More civilians in Afghanistan were killed by Afghan and NATO forces than by the Taliban and other militant groups in the first half of 2019, a UN mission to the country said Tuesday.
Conflict in Afghanistan has caused 3,812 civilian casualties — including 1,366 deaths — in the first six months of the year, the UN Assistance Mission in Afghanistan said in a report.
38% of casualties in the January-June 2019 period were caused by the Taliban. However, most were attributed to other parties, including NATO and pro-Kabul forces.
The report found that of the 1,366 killed, 717 were killed by Afghan and NATO-led forces — a 31 per cent increase from the corresponding period in 2018.
By comparison, 531 people were killed by the Taliban, ISIS and other militant groups during the same six months. 306 of these deaths were caused by attacks that directly targeted civilians.
The three leading causes of civilian casualties were ground engagements (33%), improvised explosive device attacks (28%) and aerial operations (14%), according to the UN.
Although the UN mission noted that they had recorded the lowest total of civilian casualties for the first six months of the year since 2012, the report noted that “the armed conflict continued to inflict significant harm on the civilian population, killing and maiming thousands, displacing families from their homes, and impacting essential services including education and health care.”
Conflict-related violence continued to affect children in Afghanistan — 327 children were killed and 880 injured during the first six months of 2019.
Earlier in July, a joint declaration by participants to the Intra-Afghan Dialogue, held in Doha, called for all parties to reduce civilian casualties to zero.
On Monday, Secretary of State Mike Pompeo said that President Donald Trump wants a reduction in American troop levels in Afghanistan before the 2020 election.

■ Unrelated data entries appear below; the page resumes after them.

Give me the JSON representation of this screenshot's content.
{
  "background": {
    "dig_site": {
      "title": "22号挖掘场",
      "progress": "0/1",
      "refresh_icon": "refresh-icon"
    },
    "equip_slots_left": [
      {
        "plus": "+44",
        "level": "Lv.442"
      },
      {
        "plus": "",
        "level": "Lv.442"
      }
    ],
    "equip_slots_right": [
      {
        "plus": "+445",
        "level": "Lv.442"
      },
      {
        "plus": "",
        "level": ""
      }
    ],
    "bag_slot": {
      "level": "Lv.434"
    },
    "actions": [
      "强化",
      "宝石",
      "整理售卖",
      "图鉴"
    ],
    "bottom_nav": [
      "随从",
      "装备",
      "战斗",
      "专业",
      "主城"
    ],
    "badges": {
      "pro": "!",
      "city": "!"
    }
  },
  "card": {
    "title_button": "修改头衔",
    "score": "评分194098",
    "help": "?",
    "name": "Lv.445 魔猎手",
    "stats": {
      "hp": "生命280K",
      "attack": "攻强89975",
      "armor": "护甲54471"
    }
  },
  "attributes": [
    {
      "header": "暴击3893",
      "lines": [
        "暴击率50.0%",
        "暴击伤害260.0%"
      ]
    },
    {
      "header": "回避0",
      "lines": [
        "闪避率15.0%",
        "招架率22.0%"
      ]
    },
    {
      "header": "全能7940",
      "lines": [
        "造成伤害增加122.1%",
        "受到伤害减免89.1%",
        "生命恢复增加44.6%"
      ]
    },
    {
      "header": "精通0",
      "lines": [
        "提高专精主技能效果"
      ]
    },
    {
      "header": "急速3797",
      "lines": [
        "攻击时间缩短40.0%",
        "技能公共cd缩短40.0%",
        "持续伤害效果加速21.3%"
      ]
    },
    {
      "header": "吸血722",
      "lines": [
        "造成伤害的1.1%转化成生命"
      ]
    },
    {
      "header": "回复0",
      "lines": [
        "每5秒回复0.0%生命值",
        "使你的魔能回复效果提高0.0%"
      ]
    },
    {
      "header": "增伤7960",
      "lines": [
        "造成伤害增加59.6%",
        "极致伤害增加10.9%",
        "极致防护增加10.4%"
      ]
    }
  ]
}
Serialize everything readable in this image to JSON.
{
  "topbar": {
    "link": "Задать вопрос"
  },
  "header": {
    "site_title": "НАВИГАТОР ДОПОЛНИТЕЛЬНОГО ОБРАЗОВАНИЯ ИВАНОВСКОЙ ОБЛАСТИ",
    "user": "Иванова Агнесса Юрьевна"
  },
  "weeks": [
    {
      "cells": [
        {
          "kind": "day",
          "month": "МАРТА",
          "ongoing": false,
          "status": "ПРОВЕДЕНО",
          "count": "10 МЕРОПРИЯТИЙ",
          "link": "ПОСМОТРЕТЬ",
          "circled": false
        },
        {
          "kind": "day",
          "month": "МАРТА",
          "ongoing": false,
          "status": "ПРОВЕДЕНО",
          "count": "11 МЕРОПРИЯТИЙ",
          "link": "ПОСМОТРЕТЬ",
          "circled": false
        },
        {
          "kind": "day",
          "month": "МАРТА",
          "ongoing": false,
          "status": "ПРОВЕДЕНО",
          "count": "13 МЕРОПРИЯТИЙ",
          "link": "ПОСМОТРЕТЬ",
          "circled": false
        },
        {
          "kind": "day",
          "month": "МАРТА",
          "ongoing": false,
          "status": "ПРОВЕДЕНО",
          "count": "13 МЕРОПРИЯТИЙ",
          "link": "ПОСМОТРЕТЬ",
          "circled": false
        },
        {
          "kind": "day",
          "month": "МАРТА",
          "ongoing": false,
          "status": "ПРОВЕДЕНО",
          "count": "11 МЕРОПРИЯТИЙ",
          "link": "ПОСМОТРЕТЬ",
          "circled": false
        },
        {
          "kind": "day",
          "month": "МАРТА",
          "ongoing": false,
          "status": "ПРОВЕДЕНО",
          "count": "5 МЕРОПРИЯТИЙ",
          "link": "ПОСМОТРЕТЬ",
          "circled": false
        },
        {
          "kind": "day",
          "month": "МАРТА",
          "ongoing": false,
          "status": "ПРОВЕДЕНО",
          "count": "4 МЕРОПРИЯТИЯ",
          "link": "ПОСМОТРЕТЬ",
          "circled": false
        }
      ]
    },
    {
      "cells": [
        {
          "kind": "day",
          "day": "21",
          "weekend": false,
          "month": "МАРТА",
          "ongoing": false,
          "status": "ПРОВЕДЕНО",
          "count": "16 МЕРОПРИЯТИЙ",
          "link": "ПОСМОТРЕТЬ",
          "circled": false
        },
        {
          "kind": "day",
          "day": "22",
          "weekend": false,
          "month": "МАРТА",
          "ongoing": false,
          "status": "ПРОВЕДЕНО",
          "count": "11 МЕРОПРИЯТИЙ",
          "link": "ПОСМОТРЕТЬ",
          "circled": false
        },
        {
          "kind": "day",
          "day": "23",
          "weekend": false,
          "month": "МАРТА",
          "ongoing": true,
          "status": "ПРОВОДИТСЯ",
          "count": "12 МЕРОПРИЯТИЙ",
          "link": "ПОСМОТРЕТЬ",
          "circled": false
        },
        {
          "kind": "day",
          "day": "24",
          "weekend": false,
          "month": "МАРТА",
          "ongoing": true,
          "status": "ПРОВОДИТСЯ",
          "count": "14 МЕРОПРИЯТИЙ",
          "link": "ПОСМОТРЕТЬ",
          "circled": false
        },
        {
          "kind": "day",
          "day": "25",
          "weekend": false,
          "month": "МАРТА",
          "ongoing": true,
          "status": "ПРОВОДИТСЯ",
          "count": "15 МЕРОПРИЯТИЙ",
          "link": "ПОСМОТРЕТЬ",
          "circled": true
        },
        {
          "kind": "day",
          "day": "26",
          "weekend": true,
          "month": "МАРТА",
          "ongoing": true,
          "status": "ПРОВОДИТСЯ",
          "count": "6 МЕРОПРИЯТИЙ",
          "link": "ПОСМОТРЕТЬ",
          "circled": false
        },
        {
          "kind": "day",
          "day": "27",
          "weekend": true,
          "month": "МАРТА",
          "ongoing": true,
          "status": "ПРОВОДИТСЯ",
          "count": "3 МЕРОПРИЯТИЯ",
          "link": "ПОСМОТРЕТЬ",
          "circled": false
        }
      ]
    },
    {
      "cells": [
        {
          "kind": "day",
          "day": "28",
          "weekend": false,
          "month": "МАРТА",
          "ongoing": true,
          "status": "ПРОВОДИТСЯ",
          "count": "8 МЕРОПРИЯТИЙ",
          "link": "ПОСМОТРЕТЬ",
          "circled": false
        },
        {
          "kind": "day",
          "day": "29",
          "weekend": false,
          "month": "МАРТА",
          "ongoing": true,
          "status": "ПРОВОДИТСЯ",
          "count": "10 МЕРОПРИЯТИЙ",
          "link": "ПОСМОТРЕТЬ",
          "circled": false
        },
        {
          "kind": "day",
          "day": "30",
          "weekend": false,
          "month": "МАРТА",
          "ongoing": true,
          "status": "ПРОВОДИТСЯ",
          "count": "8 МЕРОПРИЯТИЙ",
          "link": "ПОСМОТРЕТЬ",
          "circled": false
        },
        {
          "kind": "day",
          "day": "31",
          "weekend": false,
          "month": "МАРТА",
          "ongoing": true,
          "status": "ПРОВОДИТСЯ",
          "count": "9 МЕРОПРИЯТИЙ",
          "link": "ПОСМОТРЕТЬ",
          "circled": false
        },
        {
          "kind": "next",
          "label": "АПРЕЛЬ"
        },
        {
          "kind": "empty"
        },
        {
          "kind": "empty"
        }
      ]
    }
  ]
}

In a June visit to Afghanistan’s capital city, Pompeo said that the US had made it clear to the Taliban that they were “prepared to remove our forces,” but had not yet agreed on a timeline.